As the NHL reaches its midway point of the 2022-23 season, there has become no way to argue the Boston Bruins are the best team in hockey.
Boston, who will officially reach the halfway point of its season Thursday night, holds an NHL-best record of 32-4-4, and leads the league in points (68), goals against average (2.13) and save percentage (.928). The Bruins are also second in goals per game (3.85) and third in power play percentage (28.2%).
You name a statistical category and the Bruins are among the best in the NHL. That’s probably the reason why they received top marks in ESPN’s midseason grades.
Here’s a snippet from ESPN’s section on Boston.
Grade: A+. Boston is a top-to-bottom powerhouse, with superb goaltending, a depth of offensive talent and an excellent defense.

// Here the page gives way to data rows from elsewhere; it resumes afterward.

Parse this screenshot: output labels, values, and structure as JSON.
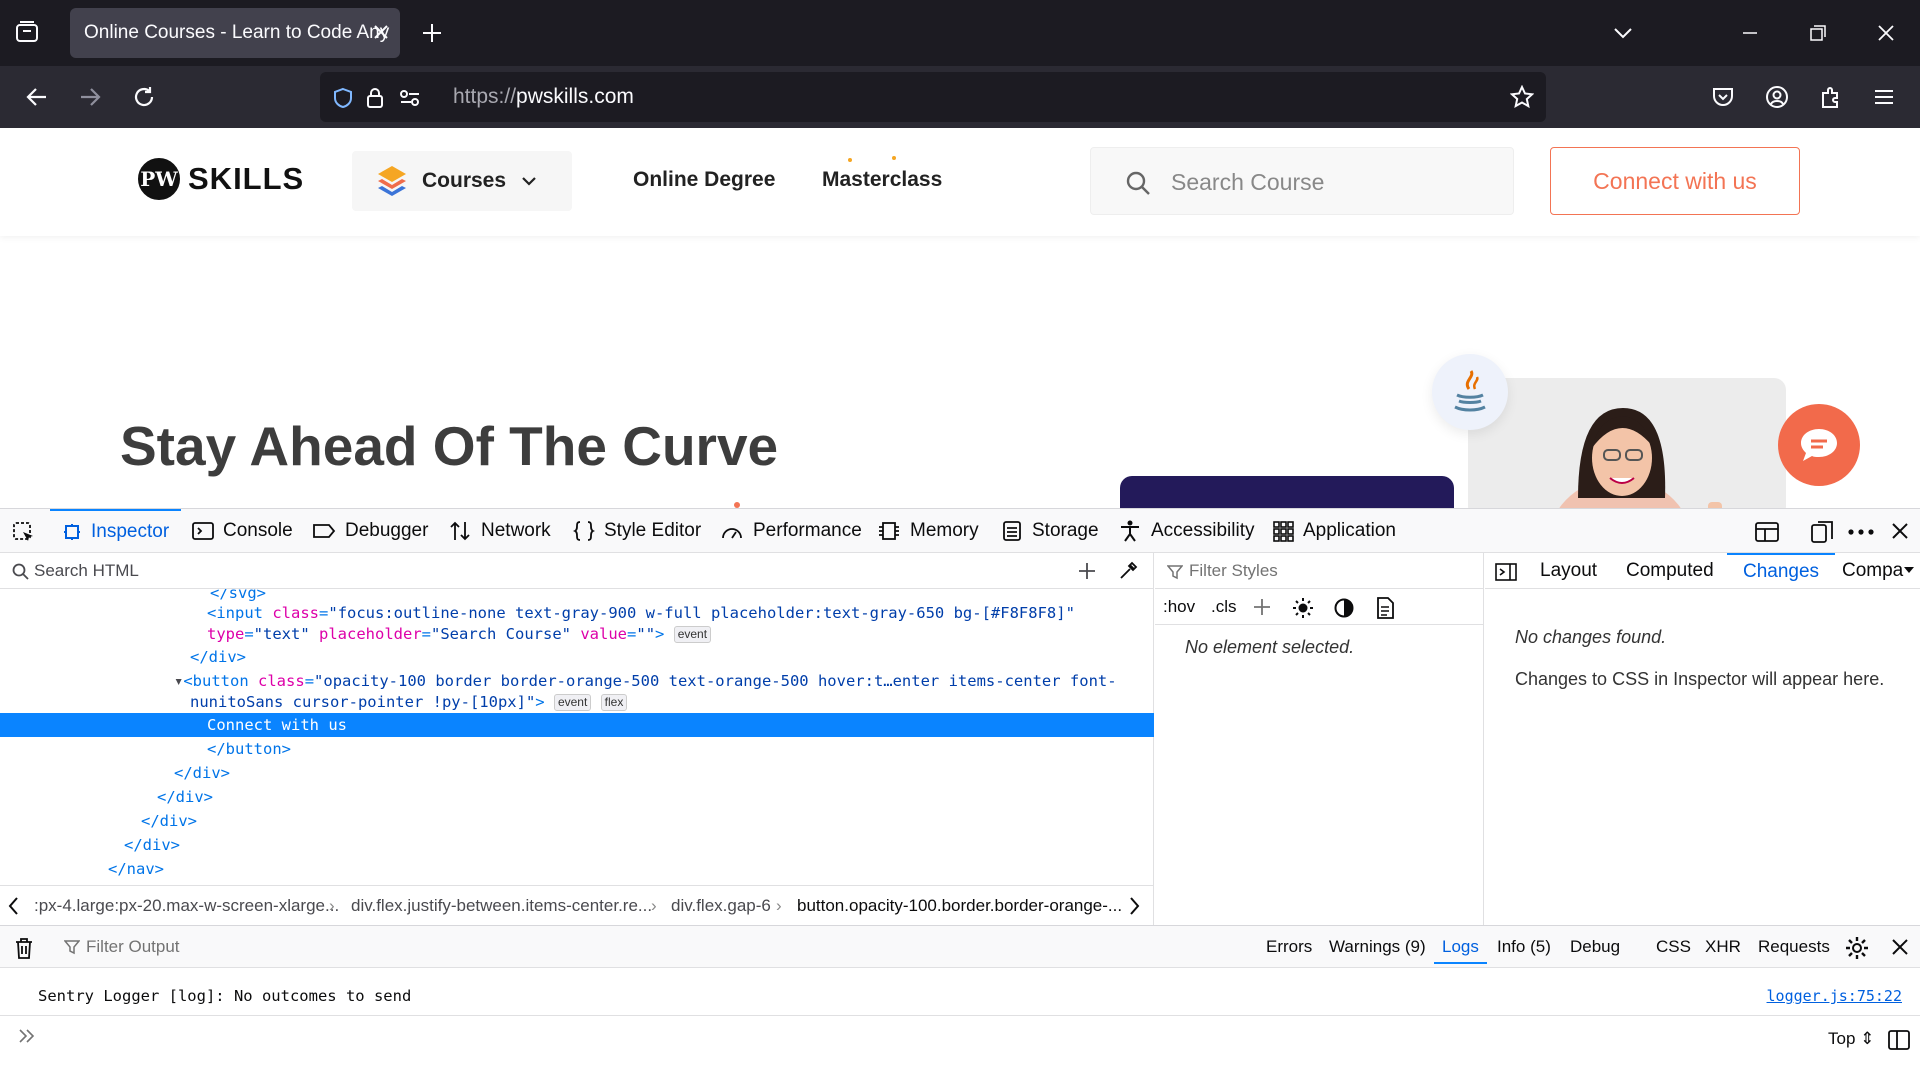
{
  "browser": {
    "tab_title": "Online Courses - Learn to Code Any",
    "url_protocol": "https://",
    "url_host": "pwskills.com"
  },
  "site": {
    "logo_mark": "PW",
    "logo_text": "SKILLS",
    "courses_label": "Courses",
    "nav_links": [
      "Online Degree",
      "Masterclass"
    ],
    "search_placeholder": "Search Course",
    "connect_label": "Connect with us",
    "hero_title": "Stay Ahead Of The Curve",
    "accent_color": "#f37454"
  },
  "devtools": {
    "tabs": [
      "Inspector",
      "Console",
      "Debugger",
      "Network",
      "Style Editor",
      "Performance",
      "Memory",
      "Storage",
      "Accessibility",
      "Application"
    ],
    "search_html_placeholder": "Search HTML",
    "markup": {
      "line0": "</svg>",
      "line1_tag": "<input",
      "line1_attrs": [
        {
          "name": "class",
          "value": "\"focus:outline-none text-gray-900 w-full placeholder:text-gray-650 bg-[#F8F8F8]\""
        },
        {
          "name": "type",
          "value": "\"text\""
        },
        {
          "name": "placeholder",
          "value": "\"Search Course\""
        },
        {
          "name": "value",
          "value": "\"\""
        }
      ],
      "event_badge": "event",
      "flex_badge": "flex",
      "close_div": "</div>",
      "button_open": "<button",
      "button_class_a": "\"opacity-100 border border-orange-500 text-orange-500 hover:t…enter items-center font-",
      "button_class_b": "nunitoSans cursor-pointer !py-[10px]\"",
      "selected_text": "Connect with us",
      "close_button": "</button>",
      "close_nav": "</nav>"
    },
    "breadcrumbs": [
      ":px-4.large:px-20.max-w-screen-xlarge...",
      "div.flex.justify-between.items-center.re...",
      "div.flex.gap-6",
      "button.opacity-100.border.border-orange-..."
    ],
    "filter_styles_placeholder": "Filter Styles",
    "rule_tools": [
      ":hov",
      ".cls"
    ],
    "no_element": "No element selected.",
    "side_tabs": [
      "Layout",
      "Computed",
      "Changes",
      "Compa"
    ],
    "no_changes": "No changes found.",
    "changes_hint": "Changes to CSS in Inspector will appear here."
  },
  "console": {
    "filter_placeholder": "Filter Output",
    "filters": [
      "Errors",
      "Warnings (9)",
      "Logs",
      "Info (5)",
      "Debug",
      "CSS",
      "XHR",
      "Requests"
    ],
    "message": "Sentry Logger [log]: No outcomes to send",
    "message_source": "logger.js:75:22",
    "context": "Top"
  }
}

There are so few holes in the Bruins’ game, and they’ll continue to be a top Stanley Cup favorite if they can stay healthy.
There’s no doubt that the Bruins are receiving contributions from all over the place, but the two stars of Boston’s first half have been goaltender Linus Ullmark and head coach Jim Montgomery.
As was pointed out by ESPN’s Ryan S. Clark and Kristen Shilton, Ullmark has been the “class president” for Boston — leading the NHL in wins (21), save percentage (.939) and goals-against average (1.86), earning him his first-career All-Star nod.
Montgomery has also been fantastic for the Bruins, blowing any expectations put upon him out of the water in his first season in Boston. In capturing the NHL’s best record through 40 games, the first-year bench boss also earned a trip to the All-Star Game in early February.
Combine their performances with the continued steady play of stars Patrice Bergeron, Brad Marchand and Charlie McAvoy, another step forward by all-world goal scorer David Pastrnak and an emergence from Hampus Lindholm and the case for Boston to sit high on the list is clear.
Can the Bruins keep up their 139-point pace and break the NHL’s all-time single-season record? It’s hard to say, but they haven’t done anything so far to make one believe it isn’t a real possibility.